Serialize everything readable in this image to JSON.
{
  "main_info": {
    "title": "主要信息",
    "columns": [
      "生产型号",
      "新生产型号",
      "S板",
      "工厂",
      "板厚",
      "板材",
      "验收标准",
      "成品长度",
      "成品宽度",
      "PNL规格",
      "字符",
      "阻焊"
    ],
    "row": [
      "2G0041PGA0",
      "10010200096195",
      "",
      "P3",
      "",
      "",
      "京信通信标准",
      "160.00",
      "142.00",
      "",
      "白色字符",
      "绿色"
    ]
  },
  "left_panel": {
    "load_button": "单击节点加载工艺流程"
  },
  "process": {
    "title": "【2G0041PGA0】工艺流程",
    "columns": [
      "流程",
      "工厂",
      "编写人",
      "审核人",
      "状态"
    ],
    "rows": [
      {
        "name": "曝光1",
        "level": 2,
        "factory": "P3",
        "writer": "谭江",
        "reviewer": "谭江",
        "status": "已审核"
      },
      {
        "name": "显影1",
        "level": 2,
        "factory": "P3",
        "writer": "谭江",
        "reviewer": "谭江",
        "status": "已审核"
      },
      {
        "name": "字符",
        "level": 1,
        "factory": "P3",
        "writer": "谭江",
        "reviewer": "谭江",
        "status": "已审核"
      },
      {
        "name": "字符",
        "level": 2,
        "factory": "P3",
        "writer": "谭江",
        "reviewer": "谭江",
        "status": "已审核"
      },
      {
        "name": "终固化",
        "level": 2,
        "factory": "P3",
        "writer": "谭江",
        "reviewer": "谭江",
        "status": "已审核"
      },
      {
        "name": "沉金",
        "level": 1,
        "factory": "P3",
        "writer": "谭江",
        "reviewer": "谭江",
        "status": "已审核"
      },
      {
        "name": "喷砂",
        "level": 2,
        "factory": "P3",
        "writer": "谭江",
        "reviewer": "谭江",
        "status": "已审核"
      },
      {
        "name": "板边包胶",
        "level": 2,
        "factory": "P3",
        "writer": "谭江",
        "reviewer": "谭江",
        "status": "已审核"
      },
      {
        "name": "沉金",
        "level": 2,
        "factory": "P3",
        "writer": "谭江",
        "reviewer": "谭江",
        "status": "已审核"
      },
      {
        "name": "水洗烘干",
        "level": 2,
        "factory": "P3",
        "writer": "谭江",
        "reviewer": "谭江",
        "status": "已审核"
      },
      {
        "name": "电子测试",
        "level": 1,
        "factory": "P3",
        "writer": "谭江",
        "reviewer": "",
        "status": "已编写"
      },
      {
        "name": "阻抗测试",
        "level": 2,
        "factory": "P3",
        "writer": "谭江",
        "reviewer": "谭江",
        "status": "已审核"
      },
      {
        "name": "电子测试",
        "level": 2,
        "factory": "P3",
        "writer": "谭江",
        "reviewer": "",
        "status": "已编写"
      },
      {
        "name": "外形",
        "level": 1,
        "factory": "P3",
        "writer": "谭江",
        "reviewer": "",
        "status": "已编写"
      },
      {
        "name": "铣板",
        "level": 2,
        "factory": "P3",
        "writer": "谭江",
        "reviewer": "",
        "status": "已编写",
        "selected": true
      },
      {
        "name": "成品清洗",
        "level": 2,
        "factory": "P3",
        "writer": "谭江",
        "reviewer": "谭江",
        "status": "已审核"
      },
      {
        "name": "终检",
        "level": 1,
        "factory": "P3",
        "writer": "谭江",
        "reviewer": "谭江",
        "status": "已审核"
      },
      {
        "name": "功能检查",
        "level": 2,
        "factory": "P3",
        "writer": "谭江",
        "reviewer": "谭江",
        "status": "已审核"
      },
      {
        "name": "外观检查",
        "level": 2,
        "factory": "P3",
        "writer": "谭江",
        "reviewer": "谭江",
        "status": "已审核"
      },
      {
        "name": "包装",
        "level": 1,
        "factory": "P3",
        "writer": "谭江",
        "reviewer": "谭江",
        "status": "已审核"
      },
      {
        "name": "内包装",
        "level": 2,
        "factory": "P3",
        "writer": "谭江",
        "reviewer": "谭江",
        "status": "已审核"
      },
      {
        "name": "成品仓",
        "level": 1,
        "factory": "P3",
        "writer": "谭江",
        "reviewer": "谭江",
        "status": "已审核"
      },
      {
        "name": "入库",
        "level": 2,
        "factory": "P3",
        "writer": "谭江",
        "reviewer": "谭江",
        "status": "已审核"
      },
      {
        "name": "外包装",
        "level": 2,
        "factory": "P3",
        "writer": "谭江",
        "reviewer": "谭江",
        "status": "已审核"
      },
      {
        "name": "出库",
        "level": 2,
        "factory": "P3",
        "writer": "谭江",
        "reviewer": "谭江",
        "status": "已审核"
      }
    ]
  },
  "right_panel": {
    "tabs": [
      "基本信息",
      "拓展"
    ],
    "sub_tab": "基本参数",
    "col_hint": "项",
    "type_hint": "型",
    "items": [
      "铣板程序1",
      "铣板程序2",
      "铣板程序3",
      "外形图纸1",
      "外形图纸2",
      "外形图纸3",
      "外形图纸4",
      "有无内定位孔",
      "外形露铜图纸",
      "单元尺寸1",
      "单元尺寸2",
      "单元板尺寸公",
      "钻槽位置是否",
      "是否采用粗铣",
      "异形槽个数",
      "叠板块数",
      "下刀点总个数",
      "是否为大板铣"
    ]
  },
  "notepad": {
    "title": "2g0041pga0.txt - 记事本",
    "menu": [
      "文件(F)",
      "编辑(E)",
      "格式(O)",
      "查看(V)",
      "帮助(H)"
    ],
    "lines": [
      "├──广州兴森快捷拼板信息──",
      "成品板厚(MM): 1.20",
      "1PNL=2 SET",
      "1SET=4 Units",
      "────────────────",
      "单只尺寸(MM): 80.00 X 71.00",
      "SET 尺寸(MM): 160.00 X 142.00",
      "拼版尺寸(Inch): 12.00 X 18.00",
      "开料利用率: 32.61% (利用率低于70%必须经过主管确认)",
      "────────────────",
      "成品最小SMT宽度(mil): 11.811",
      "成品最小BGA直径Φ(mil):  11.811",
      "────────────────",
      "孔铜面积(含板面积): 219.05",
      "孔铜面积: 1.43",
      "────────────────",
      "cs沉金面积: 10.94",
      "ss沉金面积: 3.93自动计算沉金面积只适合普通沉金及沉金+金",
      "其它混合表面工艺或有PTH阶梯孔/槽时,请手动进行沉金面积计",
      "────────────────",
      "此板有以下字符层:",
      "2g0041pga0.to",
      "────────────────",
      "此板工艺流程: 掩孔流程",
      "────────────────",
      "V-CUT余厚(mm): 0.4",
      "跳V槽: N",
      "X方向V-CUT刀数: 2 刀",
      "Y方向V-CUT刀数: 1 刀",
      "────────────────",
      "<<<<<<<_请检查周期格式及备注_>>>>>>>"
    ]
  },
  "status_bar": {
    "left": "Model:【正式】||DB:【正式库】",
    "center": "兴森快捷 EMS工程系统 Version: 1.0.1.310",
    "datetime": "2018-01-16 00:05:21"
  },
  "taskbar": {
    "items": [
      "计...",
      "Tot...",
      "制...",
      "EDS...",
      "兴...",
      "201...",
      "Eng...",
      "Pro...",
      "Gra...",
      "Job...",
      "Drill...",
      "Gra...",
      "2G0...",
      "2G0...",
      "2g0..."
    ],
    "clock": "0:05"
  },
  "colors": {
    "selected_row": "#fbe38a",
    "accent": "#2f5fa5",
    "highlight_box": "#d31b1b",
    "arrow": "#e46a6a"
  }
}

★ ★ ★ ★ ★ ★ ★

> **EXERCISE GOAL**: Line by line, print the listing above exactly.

> **WRITTEN REPLY**:
Serialize everything readable in this image to JSON.
{
  "main_info": {
    "title": "主要信息",
    "columns": [
      "生产型号",
      "新生产型号",
      "S板",
      "工厂",
      "板厚",
      "板材",
      "验收标准",
      "成品长度",
      "成品宽度",
      "PNL规格",
      "字符",
      "阻焊"
    ],
    "row": [
      "2G0041PGA0",
      "10010200096195",
      "",
      "P3",
      "",
      "",
      "京信通信标准",
      "160.00",
      "142.00",
      "",
      "白色字符",
      "绿色"
    ]
  },
  "left_panel": {
    "load_button": "单击节点加载工艺流程"
  },
  "process": {
    "title": "【2G0041PGA0】工艺流程",
    "columns": [
      "流程",
      "工厂",
      "编写人",
      "审核人",
      "状态"
    ],
    "rows": [
      {
        "name": "曝光1",
        "level": 2,
        "factory": "P3",
        "writer": "谭江",
        "reviewer": "谭江",
        "status": "已审核"
      },
      {
        "name": "显影1",
        "level": 2,
        "factory": "P3",
        "writer": "谭江",
        "reviewer": "谭江",
        "status": "已审核"
      },
      {
        "name": "字符",
        "level": 1,
        "factory": "P3",
        "writer": "谭江",
        "reviewer": "谭江",
        "status": "已审核"
      },
      {
        "name": "字符",
        "level": 2,
        "factory": "P3",
        "writer": "谭江",
        "reviewer": "谭江",
        "status": "已审核"
      },
      {
        "name": "终固化",
        "level": 2,
        "factory": "P3",
        "writer": "谭江",
        "reviewer": "谭江",
        "status": "已审核"
      },
      {
        "name": "沉金",
        "level": 1,
        "factory": "P3",
        "writer": "谭江",
        "reviewer": "谭江",
        "status": "已审核"
      },
      {
        "name": "喷砂",
        "level": 2,
        "factory": "P3",
        "writer": "谭江",
        "reviewer": "谭江",
        "status": "已审核"
      },
      {
        "name": "板边包胶",
        "level": 2,
        "factory": "P3",
        "writer": "谭江",
        "reviewer": "谭江",
        "status": "已审核"
      },
      {
        "name": "沉金",
        "level": 2,
        "factory": "P3",
        "writer": "谭江",
        "reviewer": "谭江",
        "status": "已审核"
      },
      {
        "name": "水洗烘干",
        "level": 2,
        "factory": "P3",
        "writer": "谭江",
        "reviewer": "谭江",
        "status": "已审核"
      },
      {
        "name": "电子测试",
        "level": 1,
        "factory": "P3",
        "writer": "谭江",
        "reviewer": "",
        "status": "已编写"
      },
      {
        "name": "阻抗测试",
        "level": 2,
        "factory": "P3",
        "writer": "谭江",
        "reviewer": "谭江",
        "status": "已审核"
      },
      {
        "name": "电子测试",
        "level": 2,
        "factory": "P3",
        "writer": "谭江",
        "reviewer": "",
        "status": "已编写"
      },
      {
        "name": "外形",
        "level": 1,
        "factory": "P3",
        "writer": "谭江",
        "reviewer": "",
        "status": "已编写"
      },
      {
        "name": "铣板",
        "level": 2,
        "factory": "P3",
        "writer": "谭江",
        "reviewer": "",
        "status": "已编写",
        "selected": true
      },
      {
        "name": "成品清洗",
        "level": 2,
        "factory": "P3",
        "writer": "谭江",
        "reviewer": "谭江",
        "status": "已审核"
      },
      {
        "name": "终检",
        "level": 1,
        "factory": "P3",
        "writer": "谭江",
        "reviewer": "谭江",
        "status": "已审核"
      },
      {
        "name": "功能检查",
        "level": 2,
        "factory": "P3",
        "writer": "谭江",
        "reviewer": "谭江",
        "status": "已审核"
      },
      {
        "name": "外观检查",
        "level": 2,
        "factory": "P3",
        "writer": "谭江",
        "reviewer": "谭江",
        "status": "已审核"
      },
      {
        "name": "包装",
        "level": 1,
        "factory": "P3",
        "writer": "谭江",
        "reviewer": "谭江",
        "status": "已审核"
      },
      {
        "name": "内包装",
        "level": 2,
        "factory": "P3",
        "writer": "谭江",
        "reviewer": "谭江",
        "status": "已审核"
      },
      {
        "name": "成品仓",
        "level": 1,
        "factory": "P3",
        "writer": "谭江",
        "reviewer": "谭江",
        "status": "已审核"
      },
      {
        "name": "入库",
        "level": 2,
        "factory": "P3",
        "writer": "谭江",
        "reviewer": "谭江",
        "status": "已审核"
      },
      {
        "name": "外包装",
        "level": 2,
        "factory": "P3",
        "writer": "谭江",
        "reviewer": "谭江",
        "status": "已审核"
      },
      {
        "name": "出库",
        "level": 2,
        "factory": "P3",
        "writer": "谭江",
        "reviewer": "谭江",
        "status": "已审核"
      }
    ]
  },
  "right_panel": {
    "tabs": [
      "基本信息",
      "拓展"
    ],
    "sub_tab": "基本参数",
    "col_hint": "项",
    "type_hint": "型",
    "items": [
      "铣板程序1",
      "铣板程序2",
      "铣板程序3",
      "外形图纸1",
      "外形图纸2",
      "外形图纸3",
      "外形图纸4",
      "有无内定位孔",
      "外形露铜图纸",
      "单元尺寸1",
      "单元尺寸2",
      "单元板尺寸公",
      "钻槽位置是否",
      "是否采用粗铣",
      "异形槽个数",
      "叠板块数",
      "下刀点总个数",
      "是否为大板铣"
    ]
  },
  "notepad": {
    "title": "2g0041pga0.txt - 记事本",
    "menu": [
      "文件(F)",
      "编辑(E)",
      "格式(O)",
      "查看(V)",
      "帮助(H)"
    ],
    "lines": [
      "├──广州兴森快捷拼板信息──",
      "成品板厚(MM): 1.20",
      "1PNL=2 SET",
      "1SET=4 Units",
      "────────────────",
      "单只尺寸(MM): 80.00 X 71.00",
      "SET 尺寸(MM): 160.00 X 142.00",
      "拼版尺寸(Inch): 12.00 X 18.00",
      "开料利用率: 32.61% (利用率低于70%必须经过主管确认)",
      "────────────────",
      "成品最小SMT宽度(mil): 11.811",
      "成品最小BGA直径Φ(mil):  11.811",
      "────────────────",
      "孔铜面积(含板面积): 219.05",
      "孔铜面积: 1.43",
      "────────────────",
      "cs沉金面积: 10.94",
      "ss沉金面积: 3.93自动计算沉金面积只适合普通沉金及沉金+金",
      "其它混合表面工艺或有PTH阶梯孔/槽时,请手动进行沉金面积计",
      "────────────────",
      "此板有以下字符层:",
      "2g0041pga0.to",
      "────────────────",
      "此板工艺流程: 掩孔流程",
      "────────────────",
      "V-CUT余厚(mm): 0.4",
      "跳V槽: N",
      "X方向V-CUT刀数: 2 刀",
      "Y方向V-CUT刀数: 1 刀",
      "────────────────",
      "<<<<<<<_请检查周期格式及备注_>>>>>>>"
    ]
  },
  "status_bar": {
    "left": "Model:【正式】||DB:【正式库】",
    "center": "兴森快捷 EMS工程系统 Version: 1.0.1.310",
    "datetime": "2018-01-16 00:05:21"
  },
  "taskbar": {
    "items": [
      "计...",
      "Tot...",
      "制...",
      "EDS...",
      "兴...",
      "201...",
      "Eng...",
      "Pro...",
      "Gra...",
      "Job...",
      "Drill...",
      "Gra...",
      "2G0...",
      "2G0...",
      "2g0..."
    ],
    "clock": "0:05"
  },
  "colors": {
    "selected_row": "#fbe38a",
    "accent": "#2f5fa5",
    "highlight_box": "#d31b1b",
    "arrow": "#e46a6a"
  }
}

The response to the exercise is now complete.